FINAL THOUGHT

It doesn’t get any better than being able to watch some college basketball teams battling in the middle of conference play Sunday afternoon, then showing up for a Super Bowl party at night to see the big game. The pride of Michigan football, Tom Brady, will be solidified (as if he isn’t already) as the G.O.A.T. when it comes to NFL quarterbacks with his fifth Super Bowl victory. My pick: New England over Atlanta.

BIG TEN POWER POLL

Marcus Fuller’s rankings, with five teams to watch:

1. Wisconsin (19-3, 8-1 Big Ten)

2. Maryland (20-2, 8-1)

Young gun: Freshman Justin Jackson has scored 50 points and grabbed 22 rebounds combined in his past two games, while shooting 9-for-12 from three-point range. He scored 28 in 85-78 win at Minnesota on Jan. 28.

3. Purdue (18-5, 7-3)

4. Northwestern (18-5, 7-3)

Top scorer out: Wildcats leading scorer Scottie Lindsey is out indefinitely because of an undisclosed illness. Lindsey (15.4 ppg) missed his first game Wednesday and Northwestern fell 80-59 at Purdue.

5. Michigan State (14-9, 6-4)

6. Michigan (14-8, 4-5)

7. Indiana (15-8, 5-5)

Triple OT: Indiana outlasted Penn State 110-102 in triple overtime Wednesday without leading scorer James Blackmon Jr. (leg). The Hoosiers got 85 points combined from Thomas Bryant, Robert Johnson and Josh Newkirk.

8. Minnesota (15-7, 3-6)

9. Iowa (13-10, 5-5)

Jok hurt: Injury bug is going around.
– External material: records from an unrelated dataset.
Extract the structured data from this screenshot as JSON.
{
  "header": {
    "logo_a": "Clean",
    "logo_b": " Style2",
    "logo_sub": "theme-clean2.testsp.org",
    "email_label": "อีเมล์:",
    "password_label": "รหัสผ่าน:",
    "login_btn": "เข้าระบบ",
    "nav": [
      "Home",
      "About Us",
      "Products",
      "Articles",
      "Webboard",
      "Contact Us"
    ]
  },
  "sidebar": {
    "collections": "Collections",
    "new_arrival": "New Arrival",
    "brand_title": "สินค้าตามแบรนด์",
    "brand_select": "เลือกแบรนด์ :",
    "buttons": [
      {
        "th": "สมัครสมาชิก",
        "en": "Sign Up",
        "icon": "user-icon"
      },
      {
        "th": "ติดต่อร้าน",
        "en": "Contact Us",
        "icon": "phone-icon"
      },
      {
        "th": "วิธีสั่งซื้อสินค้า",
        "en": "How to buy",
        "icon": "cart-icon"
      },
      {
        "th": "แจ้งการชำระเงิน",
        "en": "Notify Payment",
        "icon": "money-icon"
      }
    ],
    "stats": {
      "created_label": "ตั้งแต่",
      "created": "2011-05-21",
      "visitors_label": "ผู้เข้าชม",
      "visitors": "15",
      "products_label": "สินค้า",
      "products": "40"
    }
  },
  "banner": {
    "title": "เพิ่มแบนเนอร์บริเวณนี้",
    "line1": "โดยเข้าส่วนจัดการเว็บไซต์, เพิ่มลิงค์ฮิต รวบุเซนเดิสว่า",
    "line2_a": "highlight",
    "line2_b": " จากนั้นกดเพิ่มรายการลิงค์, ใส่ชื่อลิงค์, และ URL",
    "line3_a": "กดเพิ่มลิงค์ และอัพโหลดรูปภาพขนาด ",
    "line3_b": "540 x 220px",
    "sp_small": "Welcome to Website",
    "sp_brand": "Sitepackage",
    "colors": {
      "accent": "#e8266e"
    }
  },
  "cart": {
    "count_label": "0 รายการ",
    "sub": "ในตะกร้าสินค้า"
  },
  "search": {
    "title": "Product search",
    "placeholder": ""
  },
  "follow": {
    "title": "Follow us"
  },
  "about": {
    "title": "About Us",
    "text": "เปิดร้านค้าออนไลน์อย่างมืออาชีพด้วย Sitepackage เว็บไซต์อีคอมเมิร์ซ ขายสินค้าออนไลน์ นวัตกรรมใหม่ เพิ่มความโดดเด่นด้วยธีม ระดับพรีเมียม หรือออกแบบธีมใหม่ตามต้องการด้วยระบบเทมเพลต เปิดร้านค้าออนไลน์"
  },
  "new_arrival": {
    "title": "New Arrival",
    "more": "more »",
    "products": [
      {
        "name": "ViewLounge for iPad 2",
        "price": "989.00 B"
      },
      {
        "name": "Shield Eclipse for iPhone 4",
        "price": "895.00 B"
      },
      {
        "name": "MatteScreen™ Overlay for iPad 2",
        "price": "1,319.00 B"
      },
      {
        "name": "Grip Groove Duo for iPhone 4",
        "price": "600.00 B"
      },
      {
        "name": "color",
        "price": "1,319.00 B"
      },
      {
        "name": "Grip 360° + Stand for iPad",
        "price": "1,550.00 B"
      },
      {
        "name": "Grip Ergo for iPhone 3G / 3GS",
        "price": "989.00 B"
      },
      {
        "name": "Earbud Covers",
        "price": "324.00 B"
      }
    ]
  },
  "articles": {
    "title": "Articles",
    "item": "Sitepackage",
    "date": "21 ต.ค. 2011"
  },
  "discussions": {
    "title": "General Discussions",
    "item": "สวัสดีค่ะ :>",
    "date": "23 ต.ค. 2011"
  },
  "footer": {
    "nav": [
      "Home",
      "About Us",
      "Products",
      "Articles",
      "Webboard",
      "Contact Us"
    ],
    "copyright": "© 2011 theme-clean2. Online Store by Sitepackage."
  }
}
Big Ten scoring leader Peter Jok (back) missed the past two games for the Hawkeyes, but they managed to beat Ohio State and Rutgers without him.

10. Penn State (12-11, 4-6)

11. Illinois (13-10, 3-7)

12. Ohio State (13-10, 3-7)

13. Nebraska (10-12, 4-6)

Slump ends: The Cornhuskers saw their five-game losing streak stopped with an upset over Purdue this week, looking more like the team that got off to a 3-0 Big Ten start.

14. Rutgers (12-11, 1-9)

 

Marcus Fuller covers college basketball for the Star Tribune. marcus.fuller@startribune.com

Twitter: @Marcus_R_Fuller

Blog: startribune.com/gophers